* [Exercise objective]
Copy the records below character for character.

Website and app data records
◇ ◇ ◇ ◇ ◇ ◇ ◇

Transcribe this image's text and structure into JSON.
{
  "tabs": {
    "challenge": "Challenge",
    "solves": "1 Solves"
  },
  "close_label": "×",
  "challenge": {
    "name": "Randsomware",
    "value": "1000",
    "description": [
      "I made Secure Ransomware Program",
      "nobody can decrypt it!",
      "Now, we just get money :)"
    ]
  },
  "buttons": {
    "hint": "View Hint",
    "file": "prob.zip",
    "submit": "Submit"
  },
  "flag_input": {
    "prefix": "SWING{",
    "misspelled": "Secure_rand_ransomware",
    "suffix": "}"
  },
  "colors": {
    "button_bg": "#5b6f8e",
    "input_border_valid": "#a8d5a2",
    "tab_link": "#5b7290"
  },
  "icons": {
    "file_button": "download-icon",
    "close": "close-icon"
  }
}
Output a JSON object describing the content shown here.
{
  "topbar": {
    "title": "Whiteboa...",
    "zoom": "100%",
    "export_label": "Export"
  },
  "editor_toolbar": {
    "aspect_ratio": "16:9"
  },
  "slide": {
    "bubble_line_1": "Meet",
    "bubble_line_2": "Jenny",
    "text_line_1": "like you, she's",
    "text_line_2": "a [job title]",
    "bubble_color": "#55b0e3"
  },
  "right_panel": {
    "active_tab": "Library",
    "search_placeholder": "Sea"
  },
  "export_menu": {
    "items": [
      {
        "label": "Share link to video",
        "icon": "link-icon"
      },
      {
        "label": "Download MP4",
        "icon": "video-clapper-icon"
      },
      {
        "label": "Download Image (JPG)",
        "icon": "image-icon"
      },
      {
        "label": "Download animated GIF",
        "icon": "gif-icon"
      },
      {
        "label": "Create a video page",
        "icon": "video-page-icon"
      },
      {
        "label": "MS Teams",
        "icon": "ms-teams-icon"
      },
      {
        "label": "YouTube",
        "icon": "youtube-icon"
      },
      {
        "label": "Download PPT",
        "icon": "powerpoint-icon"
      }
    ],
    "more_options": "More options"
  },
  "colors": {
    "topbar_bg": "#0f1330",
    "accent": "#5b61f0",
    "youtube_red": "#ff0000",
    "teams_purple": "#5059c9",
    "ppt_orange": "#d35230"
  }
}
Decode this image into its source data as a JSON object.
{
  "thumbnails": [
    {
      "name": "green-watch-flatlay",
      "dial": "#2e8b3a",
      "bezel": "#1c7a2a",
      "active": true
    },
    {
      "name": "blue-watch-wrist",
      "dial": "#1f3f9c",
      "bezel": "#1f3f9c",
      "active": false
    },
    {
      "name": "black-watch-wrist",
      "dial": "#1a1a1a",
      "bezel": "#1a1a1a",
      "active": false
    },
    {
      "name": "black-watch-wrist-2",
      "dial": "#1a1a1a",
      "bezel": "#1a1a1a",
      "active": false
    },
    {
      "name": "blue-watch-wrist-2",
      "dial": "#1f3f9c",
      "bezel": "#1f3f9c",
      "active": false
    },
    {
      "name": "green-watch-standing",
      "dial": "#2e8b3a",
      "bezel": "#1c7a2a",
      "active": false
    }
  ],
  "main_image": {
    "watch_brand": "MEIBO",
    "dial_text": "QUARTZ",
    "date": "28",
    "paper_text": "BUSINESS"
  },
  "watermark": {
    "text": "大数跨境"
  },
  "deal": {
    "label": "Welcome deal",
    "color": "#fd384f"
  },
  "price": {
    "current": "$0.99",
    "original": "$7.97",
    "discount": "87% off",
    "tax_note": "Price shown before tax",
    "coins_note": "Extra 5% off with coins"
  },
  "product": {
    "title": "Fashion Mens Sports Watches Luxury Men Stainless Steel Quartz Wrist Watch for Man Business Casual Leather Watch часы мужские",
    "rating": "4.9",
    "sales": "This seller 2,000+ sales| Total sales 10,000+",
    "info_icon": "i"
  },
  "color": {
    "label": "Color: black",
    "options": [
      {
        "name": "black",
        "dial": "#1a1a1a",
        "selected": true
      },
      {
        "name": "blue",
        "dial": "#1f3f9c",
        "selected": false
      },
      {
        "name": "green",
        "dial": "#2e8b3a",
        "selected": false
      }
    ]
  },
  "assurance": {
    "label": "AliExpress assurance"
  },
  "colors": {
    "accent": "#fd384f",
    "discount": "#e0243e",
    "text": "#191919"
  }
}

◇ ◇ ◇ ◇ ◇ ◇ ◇

* [Problem solution]
Transcribe this image's text and structure into JSON.
{
  "tabs": {
    "challenge": "Challenge",
    "solves": "1 Solves"
  },
  "close_label": "×",
  "challenge": {
    "name": "Randsomware",
    "value": "1000",
    "description": [
      "I made Secure Ransomware Program",
      "nobody can decrypt it!",
      "Now, we just get money :)"
    ]
  },
  "buttons": {
    "hint": "View Hint",
    "file": "prob.zip",
    "submit": "Submit"
  },
  "flag_input": {
    "prefix": "SWING{",
    "misspelled": "Secure_rand_ransomware",
    "suffix": "}"
  },
  "colors": {
    "button_bg": "#5b6f8e",
    "input_border_valid": "#a8d5a2",
    "tab_link": "#5b7290"
  },
  "icons": {
    "file_button": "download-icon",
    "close": "close-icon"
  }
}
Output a JSON object describing the content shown here.
{
  "topbar": {
    "title": "Whiteboa...",
    "zoom": "100%",
    "export_label": "Export"
  },
  "editor_toolbar": {
    "aspect_ratio": "16:9"
  },
  "slide": {
    "bubble_line_1": "Meet",
    "bubble_line_2": "Jenny",
    "text_line_1": "like you, she's",
    "text_line_2": "a [job title]",
    "bubble_color": "#55b0e3"
  },
  "right_panel": {
    "active_tab": "Library",
    "search_placeholder": "Sea"
  },
  "export_menu": {
    "items": [
      {
        "label": "Share link to video",
        "icon": "link-icon"
      },
      {
        "label": "Download MP4",
        "icon": "video-clapper-icon"
      },
      {
        "label": "Download Image (JPG)",
        "icon": "image-icon"
      },
      {
        "label": "Download animated GIF",
        "icon": "gif-icon"
      },
      {
        "label": "Create a video page",
        "icon": "video-page-icon"
      },
      {
        "label": "MS Teams",
        "icon": "ms-teams-icon"
      },
      {
        "label": "YouTube",
        "icon": "youtube-icon"
      },
      {
        "label": "Download PPT",
        "icon": "powerpoint-icon"
      }
    ],
    "more_options": "More options"
  },
  "colors": {
    "topbar_bg": "#0f1330",
    "accent": "#5b61f0",
    "youtube_red": "#ff0000",
    "teams_purple": "#5059c9",
    "ppt_orange": "#d35230"
  }
}
Decode this image into its source data as a JSON object.
{
  "thumbnails": [
    {
      "name": "green-watch-flatlay",
      "dial": "#2e8b3a",
      "bezel": "#1c7a2a",
      "active": true
    },
    {
      "name": "blue-watch-wrist",
      "dial": "#1f3f9c",
      "bezel": "#1f3f9c",
      "active": false
    },
    {
      "name": "black-watch-wrist",
      "dial": "#1a1a1a",
      "bezel": "#1a1a1a",
      "active": false
    },
    {
      "name": "black-watch-wrist-2",
      "dial": "#1a1a1a",
      "bezel": "#1a1a1a",
      "active": false
    },
    {
      "name": "blue-watch-wrist-2",
      "dial": "#1f3f9c",
      "bezel": "#1f3f9c",
      "active": false
    },
    {
      "name": "green-watch-standing",
      "dial": "#2e8b3a",
      "bezel": "#1c7a2a",
      "active": false
    }
  ],
  "main_image": {
    "watch_brand": "MEIBO",
    "dial_text": "QUARTZ",
    "date": "28",
    "paper_text": "BUSINESS"
  },
  "watermark": {
    "text": "大数跨境"
  },
  "deal": {
    "label": "Welcome deal",
    "color": "#fd384f"
  },
  "price": {
    "current": "$0.99",
    "original": "$7.97",
    "discount": "87% off",
    "tax_note": "Price shown before tax",
    "coins_note": "Extra 5% off with coins"
  },
  "product": {
    "title": "Fashion Mens Sports Watches Luxury Men Stainless Steel Quartz Wrist Watch for Man Business Casual Leather Watch часы мужские",
    "rating": "4.9",
    "sales": "This seller 2,000+ sales| Total sales 10,000+",
    "info_icon": "i"
  },
  "color": {
    "label": "Color: black",
    "options": [
      {
        "name": "black",
        "dial": "#1a1a1a",
        "selected": true
      },
      {
        "name": "blue",
        "dial": "#1f3f9c",
        "selected": false
      },
      {
        "name": "green",
        "dial": "#2e8b3a",
        "selected": false
      }
    ]
  },
  "assurance": {
    "label": "AliExpress assurance"
  },
  "colors": {
    "accent": "#fd384f",
    "discount": "#e0243e",
    "text": "#191919"
  }
}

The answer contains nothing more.